Web page and app entries:
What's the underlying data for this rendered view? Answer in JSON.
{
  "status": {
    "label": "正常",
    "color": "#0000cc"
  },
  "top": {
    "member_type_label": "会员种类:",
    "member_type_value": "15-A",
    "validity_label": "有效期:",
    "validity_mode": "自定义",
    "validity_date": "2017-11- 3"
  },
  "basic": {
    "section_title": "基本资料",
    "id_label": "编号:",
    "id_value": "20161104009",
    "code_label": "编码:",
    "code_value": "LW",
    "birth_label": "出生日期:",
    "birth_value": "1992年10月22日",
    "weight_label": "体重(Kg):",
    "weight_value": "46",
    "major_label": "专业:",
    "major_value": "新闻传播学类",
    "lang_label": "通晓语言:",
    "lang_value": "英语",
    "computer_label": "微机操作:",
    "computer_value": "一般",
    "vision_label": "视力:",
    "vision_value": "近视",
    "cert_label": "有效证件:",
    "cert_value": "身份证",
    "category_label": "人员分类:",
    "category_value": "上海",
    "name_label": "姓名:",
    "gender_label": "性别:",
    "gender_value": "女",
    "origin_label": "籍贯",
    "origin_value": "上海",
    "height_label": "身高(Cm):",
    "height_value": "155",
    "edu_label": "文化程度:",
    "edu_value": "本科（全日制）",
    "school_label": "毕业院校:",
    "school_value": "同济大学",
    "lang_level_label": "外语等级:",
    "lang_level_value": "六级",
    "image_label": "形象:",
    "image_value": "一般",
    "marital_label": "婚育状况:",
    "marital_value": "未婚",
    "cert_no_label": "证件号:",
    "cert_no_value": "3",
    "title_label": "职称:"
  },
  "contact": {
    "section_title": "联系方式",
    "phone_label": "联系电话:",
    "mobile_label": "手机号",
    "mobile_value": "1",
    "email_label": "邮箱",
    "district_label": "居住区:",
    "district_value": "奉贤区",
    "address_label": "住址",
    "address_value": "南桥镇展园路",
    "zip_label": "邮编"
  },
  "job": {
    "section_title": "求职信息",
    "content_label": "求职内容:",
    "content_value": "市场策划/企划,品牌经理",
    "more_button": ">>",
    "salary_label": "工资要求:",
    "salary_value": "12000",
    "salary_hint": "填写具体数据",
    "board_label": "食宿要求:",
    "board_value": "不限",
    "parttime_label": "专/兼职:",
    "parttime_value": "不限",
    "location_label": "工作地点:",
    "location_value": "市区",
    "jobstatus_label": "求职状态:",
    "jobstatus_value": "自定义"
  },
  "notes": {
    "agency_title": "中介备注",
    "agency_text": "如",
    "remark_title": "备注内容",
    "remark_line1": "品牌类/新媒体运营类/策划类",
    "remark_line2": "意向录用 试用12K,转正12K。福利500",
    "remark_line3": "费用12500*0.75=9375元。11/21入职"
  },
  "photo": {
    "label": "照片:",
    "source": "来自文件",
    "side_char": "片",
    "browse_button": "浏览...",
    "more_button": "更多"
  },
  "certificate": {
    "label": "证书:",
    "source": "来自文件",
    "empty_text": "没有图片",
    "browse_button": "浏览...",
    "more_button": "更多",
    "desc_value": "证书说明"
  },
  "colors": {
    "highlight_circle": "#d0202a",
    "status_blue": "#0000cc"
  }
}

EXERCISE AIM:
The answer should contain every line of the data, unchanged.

TASK OUTPUT:
What's the underlying data for this rendered view? Answer in JSON.
{
  "status": {
    "label": "正常",
    "color": "#0000cc"
  },
  "top": {
    "member_type_label": "会员种类:",
    "member_type_value": "15-A",
    "validity_label": "有效期:",
    "validity_mode": "自定义",
    "validity_date": "2017-11- 3"
  },
  "basic": {
    "section_title": "基本资料",
    "id_label": "编号:",
    "id_value": "20161104009",
    "code_label": "编码:",
    "code_value": "LW",
    "birth_label": "出生日期:",
    "birth_value": "1992年10月22日",
    "weight_label": "体重(Kg):",
    "weight_value": "46",
    "major_label": "专业:",
    "major_value": "新闻传播学类",
    "lang_label": "通晓语言:",
    "lang_value": "英语",
    "computer_label": "微机操作:",
    "computer_value": "一般",
    "vision_label": "视力:",
    "vision_value": "近视",
    "cert_label": "有效证件:",
    "cert_value": "身份证",
    "category_label": "人员分类:",
    "category_value": "上海",
    "name_label": "姓名:",
    "gender_label": "性别:",
    "gender_value": "女",
    "origin_label": "籍贯",
    "origin_value": "上海",
    "height_label": "身高(Cm):",
    "height_value": "155",
    "edu_label": "文化程度:",
    "edu_value": "本科（全日制）",
    "school_label": "毕业院校:",
    "school_value": "同济大学",
    "lang_level_label": "外语等级:",
    "lang_level_value": "六级",
    "image_label": "形象:",
    "image_value": "一般",
    "marital_label": "婚育状况:",
    "marital_value": "未婚",
    "cert_no_label": "证件号:",
    "cert_no_value": "3",
    "title_label": "职称:"
  },
  "contact": {
    "section_title": "联系方式",
    "phone_label": "联系电话:",
    "mobile_label": "手机号",
    "mobile_value": "1",
    "email_label": "邮箱",
    "district_label": "居住区:",
    "district_value": "奉贤区",
    "address_label": "住址",
    "address_value": "南桥镇展园路",
    "zip_label": "邮编"
  },
  "job": {
    "section_title": "求职信息",
    "content_label": "求职内容:",
    "content_value": "市场策划/企划,品牌经理",
    "more_button": ">>",
    "salary_label": "工资要求:",
    "salary_value": "12000",
    "salary_hint": "填写具体数据",
    "board_label": "食宿要求:",
    "board_value": "不限",
    "parttime_label": "专/兼职:",
    "parttime_value": "不限",
    "location_label": "工作地点:",
    "location_value": "市区",
    "jobstatus_label": "求职状态:",
    "jobstatus_value": "自定义"
  },
  "notes": {
    "agency_title": "中介备注",
    "agency_text": "如",
    "remark_title": "备注内容",
    "remark_line1": "品牌类/新媒体运营类/策划类",
    "remark_line2": "意向录用 试用12K,转正12K。福利500",
    "remark_line3": "费用12500*0.75=9375元。11/21入职"
  },
  "photo": {
    "label": "照片:",
    "source": "来自文件",
    "side_char": "片",
    "browse_button": "浏览...",
    "more_button": "更多"
  },
  "certificate": {
    "label": "证书:",
    "source": "来自文件",
    "empty_text": "没有图片",
    "browse_button": "浏览...",
    "more_button": "更多",
    "desc_value": "证书说明"
  },
  "colors": {
    "highlight_circle": "#d0202a",
    "status_blue": "#0000cc"
  }
}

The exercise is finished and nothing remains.